Exercise prompt: Text in the records must be reproduced exactly, and pictures must be skipped.

The data:
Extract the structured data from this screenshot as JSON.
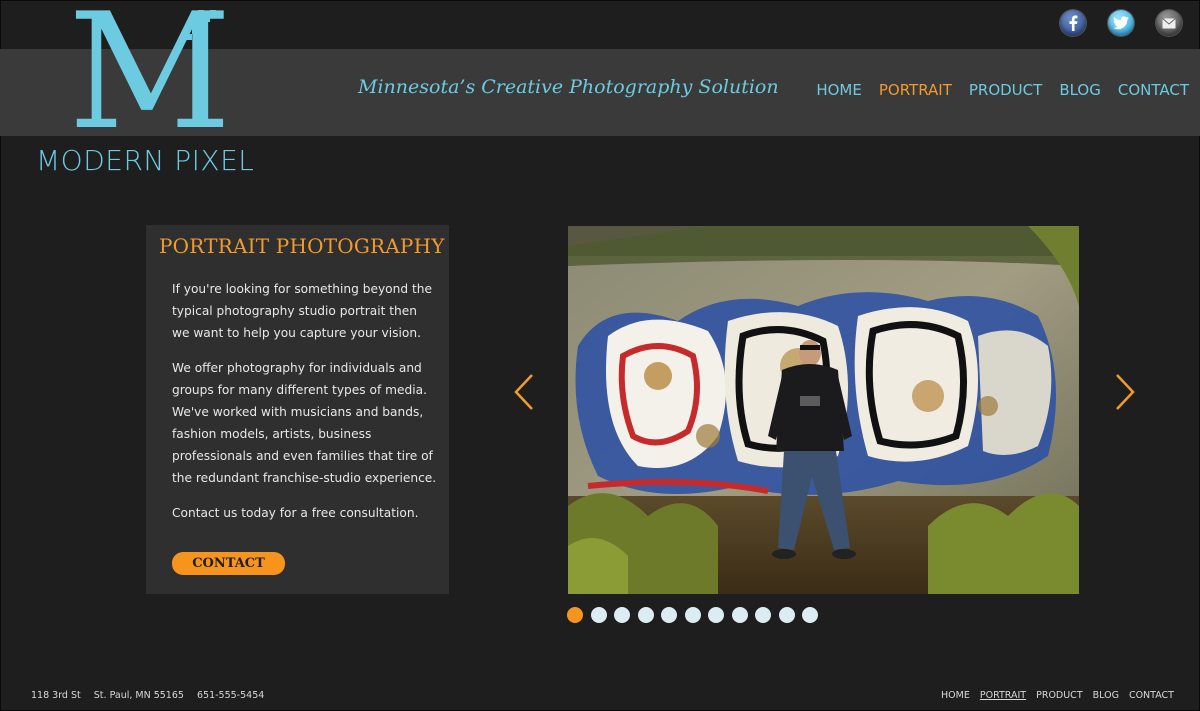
{
  "brand": {
    "logo_letter": "M",
    "name": "MODERN PIXEL",
    "tagline": "Minnesota’s Creative Photography Solution"
  },
  "social": [
    {
      "icon": "facebook-icon",
      "glyph": "f"
    },
    {
      "icon": "twitter-icon",
      "glyph": ""
    },
    {
      "icon": "email-icon",
      "glyph": ""
    }
  ],
  "nav": [
    {
      "label": "HOME",
      "active": false
    },
    {
      "label": "PORTRAIT",
      "active": true
    },
    {
      "label": "PRODUCT",
      "active": false
    },
    {
      "label": "BLOG",
      "active": false
    },
    {
      "label": "CONTACT",
      "active": false
    }
  ],
  "panel": {
    "heading": "PORTRAIT PHOTOGRAPHY",
    "paragraphs": [
      "If you're looking for something beyond the typical photography studio portrait then we want to help you capture your vision.",
      "We offer photography for individuals and groups for many different types of media. We've worked with musicians and bands, fashion models, artists, business professionals and even families that tire of the redundant franchise-studio experience.",
      "Contact us today for a free consultation."
    ],
    "button_label": "CONTACT"
  },
  "slider": {
    "slide_count": 11,
    "active_index": 0
  },
  "footer": {
    "street": "118 3rd St",
    "city": "St. Paul, MN 55165",
    "phone": "651-555-5454",
    "nav": [
      {
        "label": "HOME",
        "active": false
      },
      {
        "label": "PORTRAIT",
        "active": true
      },
      {
        "label": "PRODUCT",
        "active": false
      },
      {
        "label": "BLOG",
        "active": false
      },
      {
        "label": "CONTACT",
        "active": false
      }
    ]
  },
  "colors": {
    "accent": "#f29a2e",
    "brand_blue": "#6ccbe0",
    "background": "#1e1e1f",
    "band": "#3a3a3b"
  }
}
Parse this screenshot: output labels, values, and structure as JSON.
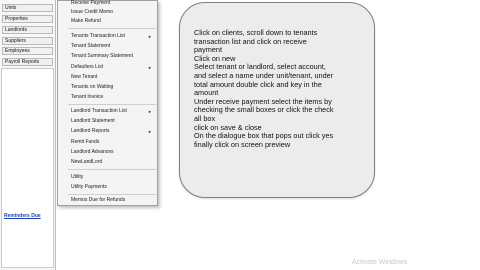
{
  "sidebar": {
    "items": [
      {
        "label": "Units"
      },
      {
        "label": "Properties"
      },
      {
        "label": "Landlords"
      },
      {
        "label": "Suppliers"
      },
      {
        "label": "Employees"
      },
      {
        "label": "Payroll Reports"
      }
    ],
    "reminders_link": "Reminders Due"
  },
  "menu": {
    "items": [
      {
        "label": "Receive Payment",
        "submenu": false
      },
      {
        "label": "Issue Credit Memo",
        "submenu": false
      },
      {
        "label": "Make Refund",
        "submenu": false
      },
      {
        "label": "Tenants Transaction List",
        "submenu": true
      },
      {
        "label": "Tenant Statement",
        "submenu": false
      },
      {
        "label": "Tenant Summary Statement",
        "submenu": false
      },
      {
        "label": "Defaulters List",
        "submenu": true
      },
      {
        "label": "New Tenant",
        "submenu": false
      },
      {
        "label": "Tenants on Waiting",
        "submenu": false
      },
      {
        "label": "Tenant Invoice",
        "submenu": false
      },
      {
        "label": "Landlord Transaction List",
        "submenu": true
      },
      {
        "label": "Landlord Statement",
        "submenu": false
      },
      {
        "label": "Landlord Reports",
        "submenu": true
      },
      {
        "label": "Remit Funds",
        "submenu": false
      },
      {
        "label": "Landlord Advances",
        "submenu": false
      },
      {
        "label": "NewLandLord",
        "submenu": false
      },
      {
        "label": "Utility",
        "submenu": false
      },
      {
        "label": "Utility Payments",
        "submenu": false
      },
      {
        "label": "Memos Due for Refunds",
        "submenu": false
      }
    ],
    "submenu_arrow": "►"
  },
  "note": {
    "text": "Click on clients, scroll down to tenants\ntransaction list and click on receive\npayment\nClick on new\nSelect tenant or landlord, select account,\nand select a name under unit/tenant, under\ntotal amount double click and key in the\namount\nUnder receive payment select the items by\nchecking the small boxes or click the check\nall box\nclick on save & close\nOn the dialogue box that pops out click yes\nfinally click on screen preview"
  },
  "watermark": "Activate Windows"
}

Written response:
Extract the structured data from this screenshot as JSON.
{
  "brand": {
    "logo_letter": "M",
    "name": "MODERN PIXEL",
    "tagline": "Minnesota’s Creative Photography Solution"
  },
  "social": [
    {
      "icon": "facebook-icon",
      "glyph": "f"
    },
    {
      "icon": "twitter-icon",
      "glyph": ""
    },
    {
      "icon": "email-icon",
      "glyph": ""
    }
  ],
  "nav": [
    {
      "label": "HOME",
      "active": false
    },
    {
      "label": "PORTRAIT",
      "active": true
    },
    {
      "label": "PRODUCT",
      "active": false
    },
    {
      "label": "BLOG",
      "active": false
    },
    {
      "label": "CONTACT",
      "active": false
    }
  ],
  "panel": {
    "heading": "PORTRAIT PHOTOGRAPHY",
    "paragraphs": [
      "If you're looking for something beyond the typical photography studio portrait then we want to help you capture your vision.",
      "We offer photography for individuals and groups for many different types of media. We've worked with musicians and bands, fashion models, artists, business professionals and even families that tire of the redundant franchise-studio experience.",
      "Contact us today for a free consultation."
    ],
    "button_label": "CONTACT"
  },
  "slider": {
    "slide_count": 11,
    "active_index": 0
  },
  "footer": {
    "street": "118 3rd St",
    "city": "St. Paul, MN 55165",
    "phone": "651-555-5454",
    "nav": [
      {
        "label": "HOME",
        "active": false
      },
      {
        "label": "PORTRAIT",
        "active": true
      },
      {
        "label": "PRODUCT",
        "active": false
      },
      {
        "label": "BLOG",
        "active": false
      },
      {
        "label": "CONTACT",
        "active": false
      }
    ]
  },
  "colors": {
    "accent": "#f29a2e",
    "brand_blue": "#6ccbe0",
    "background": "#1e1e1f",
    "band": "#3a3a3b"
  }
}
Parse this screenshot: output labels, values, and structure as JSON.
{
  "sidebar": {
    "items": [
      {
        "label": "Units"
      },
      {
        "label": "Properties"
      },
      {
        "label": "Landlords"
      },
      {
        "label": "Suppliers"
      },
      {
        "label": "Employees"
      },
      {
        "label": "Payroll Reports"
      }
    ],
    "reminders_link": "Reminders Due"
  },
  "menu": {
    "items": [
      {
        "label": "Receive Payment",
        "submenu": false
      },
      {
        "label": "Issue Credit Memo",
        "submenu": false
      },
      {
        "label": "Make Refund",
        "submenu": false
      },
      {
        "label": "Tenants Transaction List",
        "submenu": true
      },
      {
        "label": "Tenant Statement",
        "submenu": false
      },
      {
        "label": "Tenant Summary Statement",
        "submenu": false
      },
      {
        "label": "Defaulters List",
        "submenu": true
      },
      {
        "label": "New Tenant",
        "submenu": false
      },
      {
        "label": "Tenants on Waiting",
        "submenu": false
      },
      {
        "label": "Tenant Invoice",
        "submenu": false
      },
      {
        "label": "Landlord Transaction List",
        "submenu": true
      },
      {
        "label": "Landlord Statement",
        "submenu": false
      },
      {
        "label": "Landlord Reports",
        "submenu": true
      },
      {
        "label": "Remit Funds",
        "submenu": false
      },
      {
        "label": "Landlord Advances",
        "submenu": false
      },
      {
        "label": "NewLandLord",
        "submenu": false
      },
      {
        "label": "Utility",
        "submenu": false
      },
      {
        "label": "Utility Payments",
        "submenu": false
      },
      {
        "label": "Memos Due for Refunds",
        "submenu": false
      }
    ],
    "submenu_arrow": "►"
  },
  "note": {
    "text": "Click on clients, scroll down to tenants\ntransaction list and click on receive\npayment\nClick on new\nSelect tenant or landlord, select account,\nand select a name under unit/tenant, under\ntotal amount double click and key in the\namount\nUnder receive payment select the items by\nchecking the small boxes or click the check\nall box\nclick on save & close\nOn the dialogue box that pops out click yes\nfinally click on screen preview"
  },
  "watermark": "Activate Windows"
}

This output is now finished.